"Tax based accounting methods, in the other hand, only provide information regarding expenses and profits that are subject to taxation or entitled to tax benefits. Such accounting practices can work well for individuals with an established budget and an income-to-spending ratio that remains comfortable and flexible, as there is not as great a need to maintain such close scrutiny as long as everything is prepared for taxes (Tribe 2009). Most certified corporate financial statements are also prepared using tax accounting methods, although the reasons here might not be quite as benevolent (Tribe 209). Due to the reduced scrutiny of tax accounting methods, corporations can often legally hide assets and liabilities in their financial statements by using these accounting methods. If the asset/liability does not affect taxation, then it will not be included on the report."
"The difference between tax avoidance and tax evasion is fairly straightforward, and comes down expressly to a question of legality. Al Capone was quite famously arrested for tax evasion; thus "evasion" obviously refers to illegal methods to avoid paying taxes on earnings. Tax avoidance is entirely legal, by definition--it depends upon legal loopholes and shelters as a means of avoiding paying more tax than one has to (Murray 2008). Tax evasion, then, is an attempt to get out of the taxes that one rightly owes..."

Sample of Sources Used:

  • IRS. (209). "Understanding taxes." Accessed 16 October 2009.
  • Murray, J. (2008). "Tax avoidance vs. tax evasion." Accessed 16 October 2009.
  • Tribe, C. (2009). "Comparing GAAP accounting vs. tax accounting." Accessed 16 October 2009.

Cite this Term Paper:

APA Format

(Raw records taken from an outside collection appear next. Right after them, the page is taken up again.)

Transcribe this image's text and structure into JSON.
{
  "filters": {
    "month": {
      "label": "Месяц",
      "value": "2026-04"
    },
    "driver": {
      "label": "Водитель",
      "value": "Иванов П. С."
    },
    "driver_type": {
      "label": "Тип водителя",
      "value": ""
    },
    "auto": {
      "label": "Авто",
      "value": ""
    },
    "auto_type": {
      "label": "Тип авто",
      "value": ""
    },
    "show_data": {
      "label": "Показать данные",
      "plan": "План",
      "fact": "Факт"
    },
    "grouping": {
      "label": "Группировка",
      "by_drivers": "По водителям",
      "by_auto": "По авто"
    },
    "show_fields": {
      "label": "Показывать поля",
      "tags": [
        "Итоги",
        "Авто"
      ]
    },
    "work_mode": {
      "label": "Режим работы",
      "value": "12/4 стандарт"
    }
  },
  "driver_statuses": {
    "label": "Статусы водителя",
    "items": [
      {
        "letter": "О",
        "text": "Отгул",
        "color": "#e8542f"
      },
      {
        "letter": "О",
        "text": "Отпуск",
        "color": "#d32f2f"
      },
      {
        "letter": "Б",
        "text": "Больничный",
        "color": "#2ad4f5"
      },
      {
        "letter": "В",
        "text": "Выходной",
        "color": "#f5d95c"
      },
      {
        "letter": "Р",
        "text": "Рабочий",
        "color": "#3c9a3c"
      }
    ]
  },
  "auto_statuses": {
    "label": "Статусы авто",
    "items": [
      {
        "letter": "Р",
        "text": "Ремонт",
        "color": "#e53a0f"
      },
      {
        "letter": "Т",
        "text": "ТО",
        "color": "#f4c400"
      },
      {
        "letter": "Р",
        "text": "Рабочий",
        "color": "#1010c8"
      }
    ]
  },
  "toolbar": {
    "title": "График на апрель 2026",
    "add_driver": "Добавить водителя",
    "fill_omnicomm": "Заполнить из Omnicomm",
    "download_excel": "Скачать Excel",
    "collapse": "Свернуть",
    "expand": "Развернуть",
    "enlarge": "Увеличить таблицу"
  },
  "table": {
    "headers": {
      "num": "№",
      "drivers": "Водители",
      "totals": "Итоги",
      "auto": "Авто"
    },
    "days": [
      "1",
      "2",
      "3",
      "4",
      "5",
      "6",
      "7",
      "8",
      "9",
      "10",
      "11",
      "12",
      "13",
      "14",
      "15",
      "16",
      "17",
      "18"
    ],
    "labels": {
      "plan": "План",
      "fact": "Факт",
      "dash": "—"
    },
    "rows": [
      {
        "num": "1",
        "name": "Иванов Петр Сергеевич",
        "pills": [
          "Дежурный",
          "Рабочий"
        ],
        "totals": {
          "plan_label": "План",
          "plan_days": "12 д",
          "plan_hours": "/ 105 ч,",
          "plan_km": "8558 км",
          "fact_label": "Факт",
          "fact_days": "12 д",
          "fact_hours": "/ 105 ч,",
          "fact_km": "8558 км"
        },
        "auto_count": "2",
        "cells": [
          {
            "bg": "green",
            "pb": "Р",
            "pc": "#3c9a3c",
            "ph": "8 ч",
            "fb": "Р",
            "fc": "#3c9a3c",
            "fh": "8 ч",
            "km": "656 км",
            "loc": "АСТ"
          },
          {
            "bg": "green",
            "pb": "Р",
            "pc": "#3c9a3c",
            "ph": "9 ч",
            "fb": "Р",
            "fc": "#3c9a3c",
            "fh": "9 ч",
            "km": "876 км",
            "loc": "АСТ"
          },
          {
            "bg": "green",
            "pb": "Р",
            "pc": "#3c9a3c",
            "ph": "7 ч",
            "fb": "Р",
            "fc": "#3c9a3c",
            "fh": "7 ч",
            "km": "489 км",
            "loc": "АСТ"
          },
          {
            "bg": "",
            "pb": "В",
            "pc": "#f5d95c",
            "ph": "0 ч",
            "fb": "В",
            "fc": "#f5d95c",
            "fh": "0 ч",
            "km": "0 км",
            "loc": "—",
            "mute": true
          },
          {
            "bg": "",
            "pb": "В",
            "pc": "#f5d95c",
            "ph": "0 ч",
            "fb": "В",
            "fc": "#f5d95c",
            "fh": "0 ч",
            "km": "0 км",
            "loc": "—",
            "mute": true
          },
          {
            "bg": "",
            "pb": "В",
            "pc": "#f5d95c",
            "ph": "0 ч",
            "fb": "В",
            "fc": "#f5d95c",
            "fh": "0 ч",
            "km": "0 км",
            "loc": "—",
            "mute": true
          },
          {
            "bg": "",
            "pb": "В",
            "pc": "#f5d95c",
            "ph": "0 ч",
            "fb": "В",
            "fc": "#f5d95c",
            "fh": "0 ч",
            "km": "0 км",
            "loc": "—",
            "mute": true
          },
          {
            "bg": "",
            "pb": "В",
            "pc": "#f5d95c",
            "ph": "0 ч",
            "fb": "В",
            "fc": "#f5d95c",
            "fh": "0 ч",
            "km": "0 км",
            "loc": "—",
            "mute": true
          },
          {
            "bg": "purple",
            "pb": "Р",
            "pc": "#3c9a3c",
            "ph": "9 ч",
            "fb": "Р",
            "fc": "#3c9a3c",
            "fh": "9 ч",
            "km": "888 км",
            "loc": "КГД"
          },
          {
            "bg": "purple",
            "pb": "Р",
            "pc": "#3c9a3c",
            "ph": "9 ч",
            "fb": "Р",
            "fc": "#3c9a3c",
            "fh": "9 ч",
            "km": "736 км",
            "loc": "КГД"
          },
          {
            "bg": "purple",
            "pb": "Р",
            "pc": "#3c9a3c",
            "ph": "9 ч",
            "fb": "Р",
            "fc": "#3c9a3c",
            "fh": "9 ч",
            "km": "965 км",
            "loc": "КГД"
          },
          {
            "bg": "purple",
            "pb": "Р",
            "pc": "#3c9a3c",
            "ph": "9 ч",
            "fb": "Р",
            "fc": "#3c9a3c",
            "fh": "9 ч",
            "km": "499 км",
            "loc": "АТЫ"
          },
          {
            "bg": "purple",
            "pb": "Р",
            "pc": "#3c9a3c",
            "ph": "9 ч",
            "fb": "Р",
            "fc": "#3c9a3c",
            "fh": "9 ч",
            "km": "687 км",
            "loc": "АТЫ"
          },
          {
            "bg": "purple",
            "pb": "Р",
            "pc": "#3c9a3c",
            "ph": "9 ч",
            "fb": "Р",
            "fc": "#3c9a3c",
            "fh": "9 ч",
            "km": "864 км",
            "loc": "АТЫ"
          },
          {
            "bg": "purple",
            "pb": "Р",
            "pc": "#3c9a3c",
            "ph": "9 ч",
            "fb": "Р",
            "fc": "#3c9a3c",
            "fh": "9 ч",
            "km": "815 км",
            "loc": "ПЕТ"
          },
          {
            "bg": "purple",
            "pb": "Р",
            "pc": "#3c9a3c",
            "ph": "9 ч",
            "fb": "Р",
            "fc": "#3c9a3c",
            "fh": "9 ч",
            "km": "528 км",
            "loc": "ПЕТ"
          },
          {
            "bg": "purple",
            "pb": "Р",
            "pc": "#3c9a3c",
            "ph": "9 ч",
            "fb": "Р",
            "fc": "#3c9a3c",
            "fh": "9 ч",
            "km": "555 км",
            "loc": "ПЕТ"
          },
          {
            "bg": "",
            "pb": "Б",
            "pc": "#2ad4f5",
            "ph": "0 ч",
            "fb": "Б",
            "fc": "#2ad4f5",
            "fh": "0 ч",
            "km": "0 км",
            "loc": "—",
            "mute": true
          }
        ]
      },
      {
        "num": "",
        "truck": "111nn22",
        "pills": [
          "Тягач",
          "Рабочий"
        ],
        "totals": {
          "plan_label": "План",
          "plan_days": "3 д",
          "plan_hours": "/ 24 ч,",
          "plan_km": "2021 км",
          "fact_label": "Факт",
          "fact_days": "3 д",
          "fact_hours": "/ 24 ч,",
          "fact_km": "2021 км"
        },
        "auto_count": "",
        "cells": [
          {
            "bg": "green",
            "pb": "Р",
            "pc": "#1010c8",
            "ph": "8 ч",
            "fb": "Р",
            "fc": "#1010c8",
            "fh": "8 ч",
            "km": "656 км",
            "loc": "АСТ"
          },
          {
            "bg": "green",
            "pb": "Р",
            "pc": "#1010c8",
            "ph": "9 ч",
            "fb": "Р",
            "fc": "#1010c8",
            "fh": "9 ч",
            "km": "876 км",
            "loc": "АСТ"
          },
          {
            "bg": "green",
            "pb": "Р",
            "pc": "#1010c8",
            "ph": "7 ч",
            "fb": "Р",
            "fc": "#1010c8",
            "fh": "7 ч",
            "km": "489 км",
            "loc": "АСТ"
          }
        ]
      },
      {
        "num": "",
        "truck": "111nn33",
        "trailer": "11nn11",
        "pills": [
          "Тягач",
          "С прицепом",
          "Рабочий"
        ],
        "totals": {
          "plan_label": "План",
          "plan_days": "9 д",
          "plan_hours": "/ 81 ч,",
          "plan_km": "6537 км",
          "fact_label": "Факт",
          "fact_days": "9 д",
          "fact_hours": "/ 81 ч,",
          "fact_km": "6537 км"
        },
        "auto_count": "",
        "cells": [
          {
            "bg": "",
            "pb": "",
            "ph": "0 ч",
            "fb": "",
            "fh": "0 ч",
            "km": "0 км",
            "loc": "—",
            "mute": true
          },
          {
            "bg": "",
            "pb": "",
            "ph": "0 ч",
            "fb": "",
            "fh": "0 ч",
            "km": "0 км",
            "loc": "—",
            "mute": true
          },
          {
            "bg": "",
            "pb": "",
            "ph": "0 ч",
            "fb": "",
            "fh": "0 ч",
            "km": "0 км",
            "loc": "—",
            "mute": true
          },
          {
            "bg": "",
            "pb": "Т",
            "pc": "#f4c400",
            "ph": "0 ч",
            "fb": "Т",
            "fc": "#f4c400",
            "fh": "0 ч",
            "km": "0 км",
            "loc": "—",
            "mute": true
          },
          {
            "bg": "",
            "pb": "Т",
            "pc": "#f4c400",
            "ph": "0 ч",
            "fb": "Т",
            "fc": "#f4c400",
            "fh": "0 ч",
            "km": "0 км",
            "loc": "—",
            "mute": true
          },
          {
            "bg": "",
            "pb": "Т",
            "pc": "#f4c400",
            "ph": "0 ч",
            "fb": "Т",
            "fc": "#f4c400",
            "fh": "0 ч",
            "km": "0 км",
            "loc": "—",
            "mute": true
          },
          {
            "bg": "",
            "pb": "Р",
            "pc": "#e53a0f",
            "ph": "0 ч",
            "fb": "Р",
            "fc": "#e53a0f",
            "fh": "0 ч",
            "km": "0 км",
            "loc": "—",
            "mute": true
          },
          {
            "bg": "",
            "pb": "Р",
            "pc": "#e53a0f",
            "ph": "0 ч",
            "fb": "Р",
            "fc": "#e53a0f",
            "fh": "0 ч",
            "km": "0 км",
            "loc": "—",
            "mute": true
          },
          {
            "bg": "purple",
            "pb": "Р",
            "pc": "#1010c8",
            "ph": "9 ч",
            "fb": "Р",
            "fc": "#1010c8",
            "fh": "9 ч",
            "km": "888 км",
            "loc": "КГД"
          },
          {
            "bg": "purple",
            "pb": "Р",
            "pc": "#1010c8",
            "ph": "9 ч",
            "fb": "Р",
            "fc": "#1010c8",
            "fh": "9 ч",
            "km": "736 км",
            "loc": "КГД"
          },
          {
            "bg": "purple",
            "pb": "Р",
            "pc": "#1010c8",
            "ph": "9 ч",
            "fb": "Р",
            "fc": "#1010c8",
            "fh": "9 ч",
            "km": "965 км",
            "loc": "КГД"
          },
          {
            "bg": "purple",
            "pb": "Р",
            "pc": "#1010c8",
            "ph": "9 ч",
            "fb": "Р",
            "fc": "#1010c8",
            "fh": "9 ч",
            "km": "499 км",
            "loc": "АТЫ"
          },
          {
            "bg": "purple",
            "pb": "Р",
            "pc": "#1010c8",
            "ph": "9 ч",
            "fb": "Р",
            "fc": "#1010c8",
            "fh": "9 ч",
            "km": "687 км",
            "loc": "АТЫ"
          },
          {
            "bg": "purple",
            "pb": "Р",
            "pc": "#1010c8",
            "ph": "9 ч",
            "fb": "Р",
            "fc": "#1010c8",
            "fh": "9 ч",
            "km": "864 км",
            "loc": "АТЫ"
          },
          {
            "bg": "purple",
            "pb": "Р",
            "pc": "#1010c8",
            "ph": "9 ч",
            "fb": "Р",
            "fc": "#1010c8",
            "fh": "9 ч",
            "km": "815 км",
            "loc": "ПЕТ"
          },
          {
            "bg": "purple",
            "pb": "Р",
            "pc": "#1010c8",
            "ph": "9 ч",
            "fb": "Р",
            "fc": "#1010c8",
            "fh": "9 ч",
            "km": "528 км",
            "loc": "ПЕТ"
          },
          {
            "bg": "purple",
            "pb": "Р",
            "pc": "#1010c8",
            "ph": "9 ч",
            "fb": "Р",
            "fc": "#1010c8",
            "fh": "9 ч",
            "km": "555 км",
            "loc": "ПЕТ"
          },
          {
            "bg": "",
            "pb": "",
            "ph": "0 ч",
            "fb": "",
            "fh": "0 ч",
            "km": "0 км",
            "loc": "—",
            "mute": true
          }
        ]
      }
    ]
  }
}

Current Tax Law and Accounting Practices (2012, May 31) Retrieved April 23, 2024, from

MLA Format

"Current Tax Law and Accounting Practices" 31 May 2012. Web. 23 April. 2024. <>